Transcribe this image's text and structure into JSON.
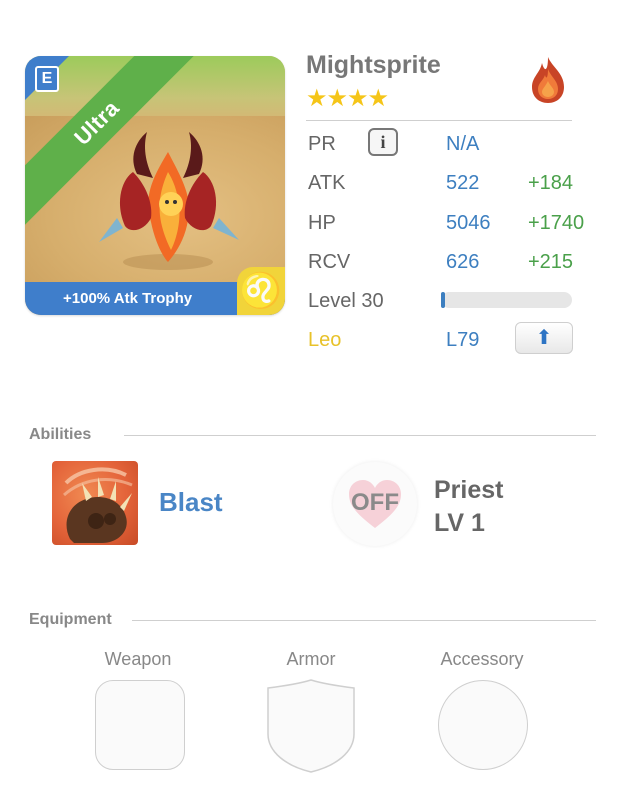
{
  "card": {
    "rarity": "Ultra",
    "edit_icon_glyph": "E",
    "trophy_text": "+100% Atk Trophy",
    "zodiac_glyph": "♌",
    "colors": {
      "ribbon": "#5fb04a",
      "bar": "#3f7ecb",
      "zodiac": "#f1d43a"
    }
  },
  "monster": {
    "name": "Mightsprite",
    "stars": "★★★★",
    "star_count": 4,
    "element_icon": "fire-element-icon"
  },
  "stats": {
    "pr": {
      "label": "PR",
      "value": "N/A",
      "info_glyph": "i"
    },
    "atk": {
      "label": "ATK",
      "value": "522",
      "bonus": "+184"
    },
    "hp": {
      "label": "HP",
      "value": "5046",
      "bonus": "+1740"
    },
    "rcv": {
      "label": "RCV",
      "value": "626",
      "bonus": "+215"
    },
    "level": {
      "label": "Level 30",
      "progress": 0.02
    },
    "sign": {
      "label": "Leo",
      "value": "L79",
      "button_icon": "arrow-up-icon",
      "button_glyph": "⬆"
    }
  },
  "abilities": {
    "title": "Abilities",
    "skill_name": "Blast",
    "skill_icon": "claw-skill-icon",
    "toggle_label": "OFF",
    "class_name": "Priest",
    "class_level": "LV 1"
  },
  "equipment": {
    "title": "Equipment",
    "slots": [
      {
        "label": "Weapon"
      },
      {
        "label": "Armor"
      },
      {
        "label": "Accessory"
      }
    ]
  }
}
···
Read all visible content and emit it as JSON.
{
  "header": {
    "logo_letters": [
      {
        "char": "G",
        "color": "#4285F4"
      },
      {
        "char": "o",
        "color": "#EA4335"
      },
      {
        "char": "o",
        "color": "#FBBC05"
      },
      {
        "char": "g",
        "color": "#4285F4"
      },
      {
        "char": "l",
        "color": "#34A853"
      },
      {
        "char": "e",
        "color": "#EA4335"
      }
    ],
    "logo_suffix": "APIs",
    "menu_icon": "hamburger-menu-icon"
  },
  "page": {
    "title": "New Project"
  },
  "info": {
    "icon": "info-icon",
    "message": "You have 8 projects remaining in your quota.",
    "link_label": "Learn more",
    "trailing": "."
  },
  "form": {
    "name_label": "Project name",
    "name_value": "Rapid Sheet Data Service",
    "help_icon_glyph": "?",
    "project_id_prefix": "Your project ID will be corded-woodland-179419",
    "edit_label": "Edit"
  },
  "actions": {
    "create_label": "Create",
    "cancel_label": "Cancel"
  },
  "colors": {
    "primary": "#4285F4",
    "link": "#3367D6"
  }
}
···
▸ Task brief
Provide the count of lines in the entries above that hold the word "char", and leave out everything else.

▸ Your response
6